#### Exercise details
Below are records to write out again, exactly as they read.
-- Supplied entries follows --
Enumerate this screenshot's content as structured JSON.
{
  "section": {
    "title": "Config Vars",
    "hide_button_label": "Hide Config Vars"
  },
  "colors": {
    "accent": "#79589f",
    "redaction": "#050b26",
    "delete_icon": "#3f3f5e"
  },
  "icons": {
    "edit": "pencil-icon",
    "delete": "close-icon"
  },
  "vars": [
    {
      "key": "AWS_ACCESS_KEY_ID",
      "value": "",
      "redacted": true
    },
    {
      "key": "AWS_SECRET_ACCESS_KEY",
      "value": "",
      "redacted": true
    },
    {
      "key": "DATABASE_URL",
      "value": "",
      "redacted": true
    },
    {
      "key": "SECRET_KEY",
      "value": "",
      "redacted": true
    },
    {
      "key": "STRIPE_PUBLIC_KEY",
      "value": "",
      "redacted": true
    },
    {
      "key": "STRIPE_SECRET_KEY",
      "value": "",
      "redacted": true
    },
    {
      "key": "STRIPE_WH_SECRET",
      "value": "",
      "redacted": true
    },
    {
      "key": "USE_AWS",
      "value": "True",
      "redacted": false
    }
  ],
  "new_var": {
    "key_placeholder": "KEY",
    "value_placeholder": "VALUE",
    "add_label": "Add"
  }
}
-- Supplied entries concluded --
#### Task solution
Enumerate this screenshot's content as structured JSON.
{
  "section": {
    "title": "Config Vars",
    "hide_button_label": "Hide Config Vars"
  },
  "colors": {
    "accent": "#79589f",
    "redaction": "#050b26",
    "delete_icon": "#3f3f5e"
  },
  "icons": {
    "edit": "pencil-icon",
    "delete": "close-icon"
  },
  "vars": [
    {
      "key": "AWS_ACCESS_KEY_ID",
      "value": "",
      "redacted": true
    },
    {
      "key": "AWS_SECRET_ACCESS_KEY",
      "value": "",
      "redacted": true
    },
    {
      "key": "DATABASE_URL",
      "value": "",
      "redacted": true
    },
    {
      "key": "SECRET_KEY",
      "value": "",
      "redacted": true
    },
    {
      "key": "STRIPE_PUBLIC_KEY",
      "value": "",
      "redacted": true
    },
    {
      "key": "STRIPE_SECRET_KEY",
      "value": "",
      "redacted": true
    },
    {
      "key": "STRIPE_WH_SECRET",
      "value": "",
      "redacted": true
    },
    {
      "key": "USE_AWS",
      "value": "True",
      "redacted": false
    }
  ],
  "new_var": {
    "key_placeholder": "KEY",
    "value_placeholder": "VALUE",
    "add_label": "Add"
  }
}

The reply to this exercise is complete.